#### Material for this task ####

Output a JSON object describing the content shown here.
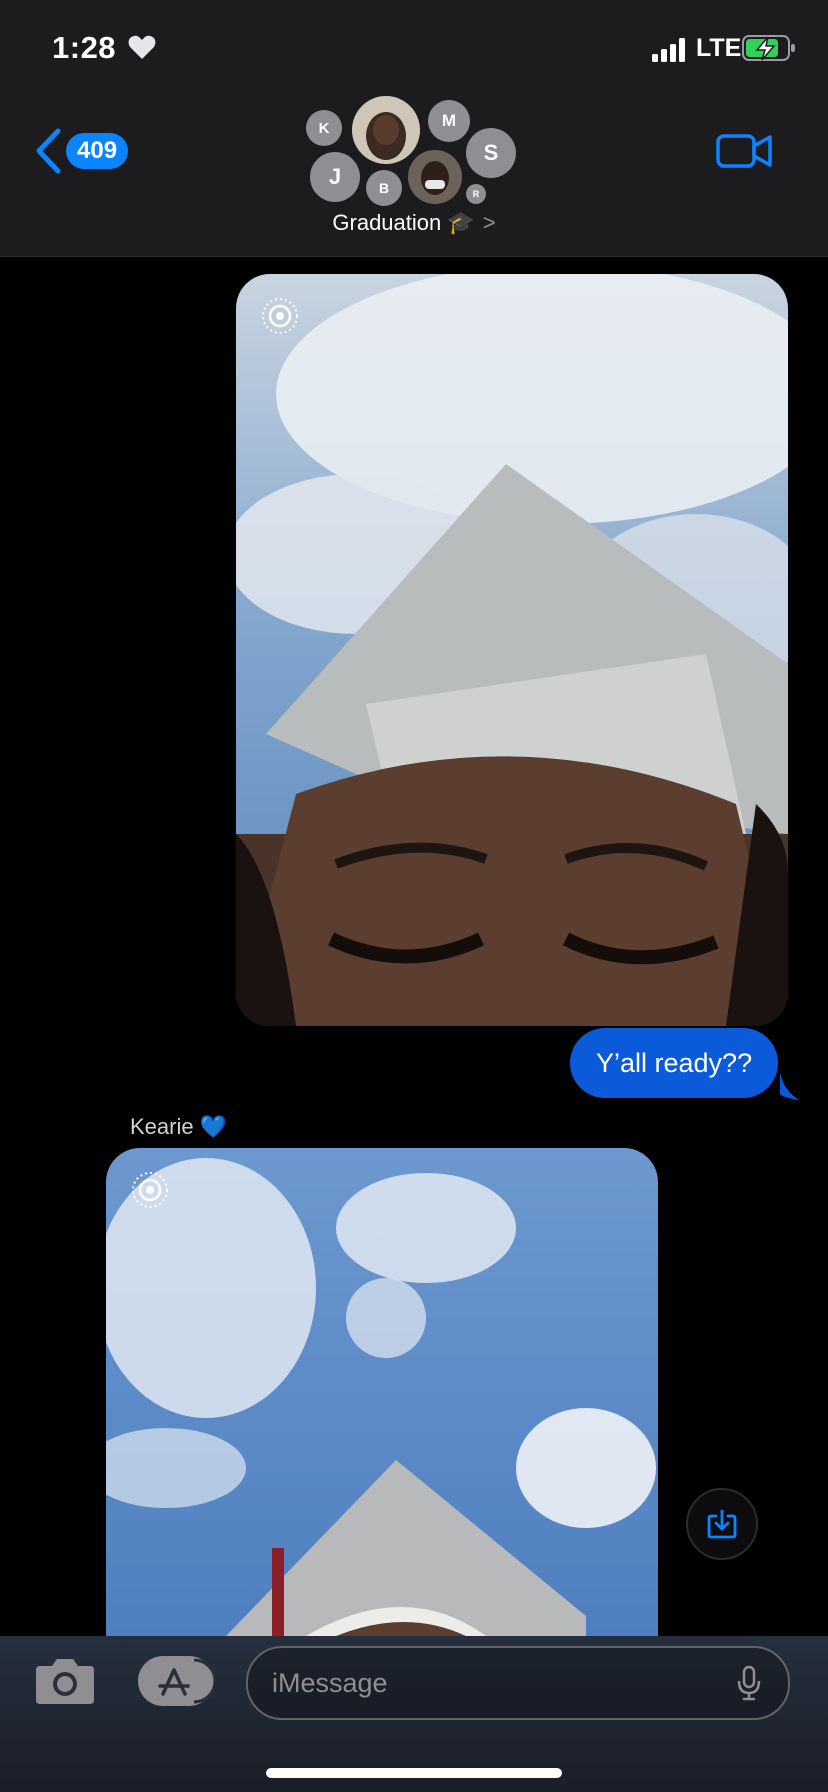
{
  "status_bar": {
    "time": "1:28",
    "network": "LTE"
  },
  "header": {
    "back_count": "409",
    "group_name": "Graduation 🎓",
    "avatars": [
      {
        "initial": "K"
      },
      {
        "initial": "M"
      },
      {
        "initial": "S"
      },
      {
        "initial": "J"
      },
      {
        "initial": "B"
      },
      {
        "initial": "R"
      }
    ]
  },
  "messages": {
    "sent_text": "Y’all ready??",
    "sender_name": "Kearie 💙"
  },
  "input": {
    "placeholder": "iMessage"
  },
  "icons": {
    "back": "chevron-left-icon",
    "video": "video-camera-icon",
    "live_photo": "live-photo-icon",
    "save": "save-download-icon",
    "camera": "camera-icon",
    "apps": "app-store-icon",
    "mic": "microphone-icon"
  },
  "colors": {
    "accent": "#0a84ff",
    "sent_bubble": "#0b5ad9",
    "header_bg": "#1c1c1e",
    "battery_charge": "#30d158"
  }
}
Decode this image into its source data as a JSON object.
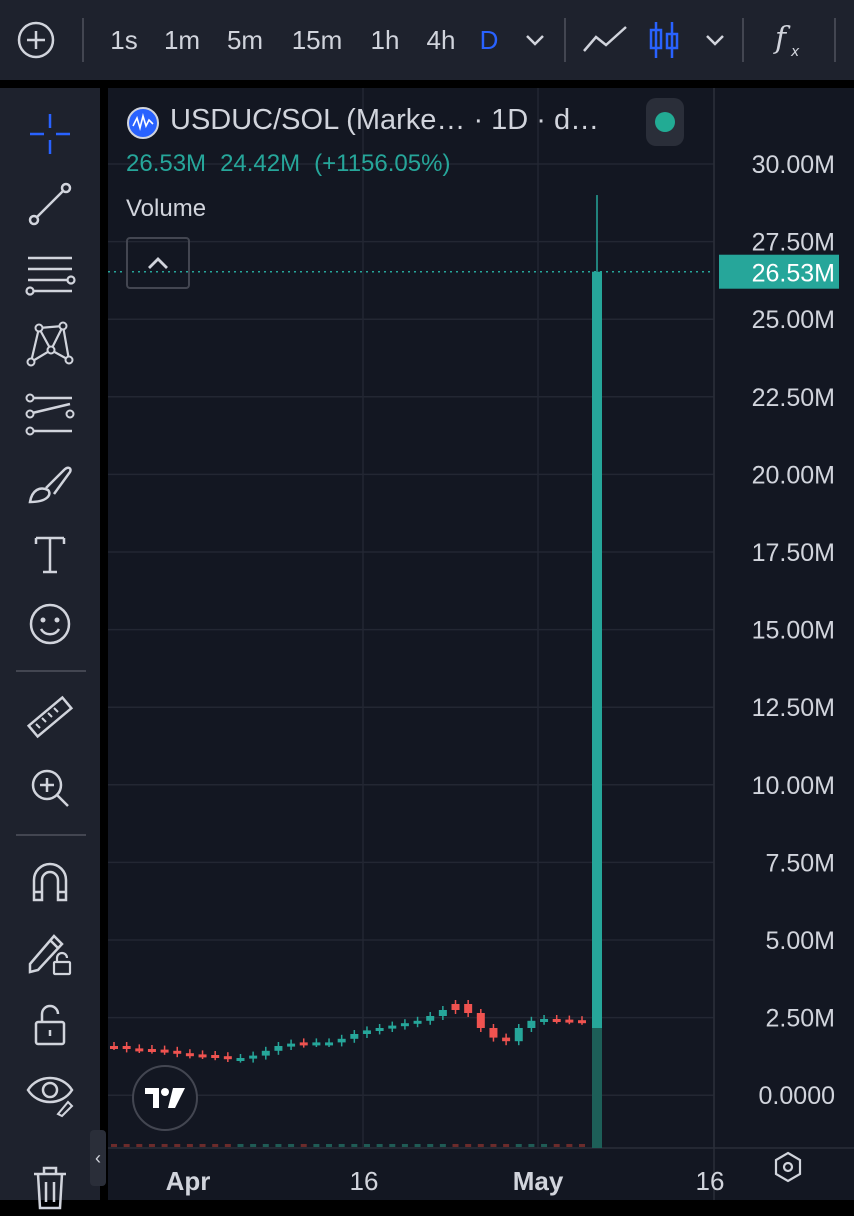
{
  "toolbar": {
    "intervals": [
      "1s",
      "1m",
      "5m",
      "15m",
      "1h",
      "4h",
      "D"
    ],
    "active_interval": "D",
    "accent_color": "#2962ff"
  },
  "left_tools": [
    "crosshair-icon",
    "trend-line-icon",
    "fib-retracement-icon",
    "pattern-icon",
    "forecast-icon",
    "brush-icon",
    "text-icon",
    "emoji-icon",
    "ruler-icon",
    "zoom-in-icon",
    "magnet-icon",
    "lock-drawing-icon",
    "unlock-icon",
    "eye-icon",
    "trash-icon"
  ],
  "legend": {
    "title": "USDUC/SOL (Marke…  · 1D · d…",
    "last_value": "26.53M",
    "change": "24.42M",
    "change_pct": "(+1156.05%)",
    "indicator_label": "Volume"
  },
  "colors": {
    "up": "#26a69a",
    "down": "#ef5350",
    "background": "#131722",
    "grid": "#232733"
  },
  "chart_data": {
    "type": "bar",
    "title": "Volume",
    "y_axis_ticks": [
      "30.00M",
      "27.50M",
      "25.00M",
      "22.50M",
      "20.00M",
      "17.50M",
      "15.00M",
      "12.50M",
      "10.00M",
      "7.50M",
      "5.00M",
      "2.50M",
      "0.0000"
    ],
    "ylim": [
      0,
      30000000
    ],
    "x_axis_ticks": [
      "Apr",
      "16",
      "May",
      "16"
    ],
    "last_value_label": "26.53M",
    "series": [
      {
        "values": [
          26530000
        ],
        "high": 29000000
      }
    ],
    "price_overlay": {
      "type": "candlestick",
      "values": [
        0.5,
        0.46,
        0.45,
        0.44,
        0.42,
        0.38,
        0.36,
        0.35,
        0.33,
        0.3,
        0.29,
        0.34,
        0.42,
        0.5,
        0.54,
        0.56,
        0.55,
        0.56,
        0.62,
        0.7,
        0.76,
        0.8,
        0.84,
        0.88,
        0.92,
        1.0,
        1.1,
        1.2,
        1.05,
        0.8,
        0.64,
        0.58,
        0.8,
        0.92,
        0.95,
        0.94,
        0.93,
        0.92
      ],
      "colors": [
        "down",
        "down",
        "down",
        "down",
        "down",
        "down",
        "down",
        "down",
        "down",
        "down",
        "up",
        "up",
        "up",
        "up",
        "up",
        "down",
        "up",
        "up",
        "up",
        "up",
        "up",
        "up",
        "up",
        "up",
        "up",
        "up",
        "up",
        "down",
        "down",
        "down",
        "down",
        "down",
        "up",
        "up",
        "up",
        "down",
        "down",
        "down"
      ]
    }
  }
}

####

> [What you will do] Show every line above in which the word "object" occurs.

> [Response box]
Output a JSON object describing the content shown here.
Decode this image into its source data as a JSON object.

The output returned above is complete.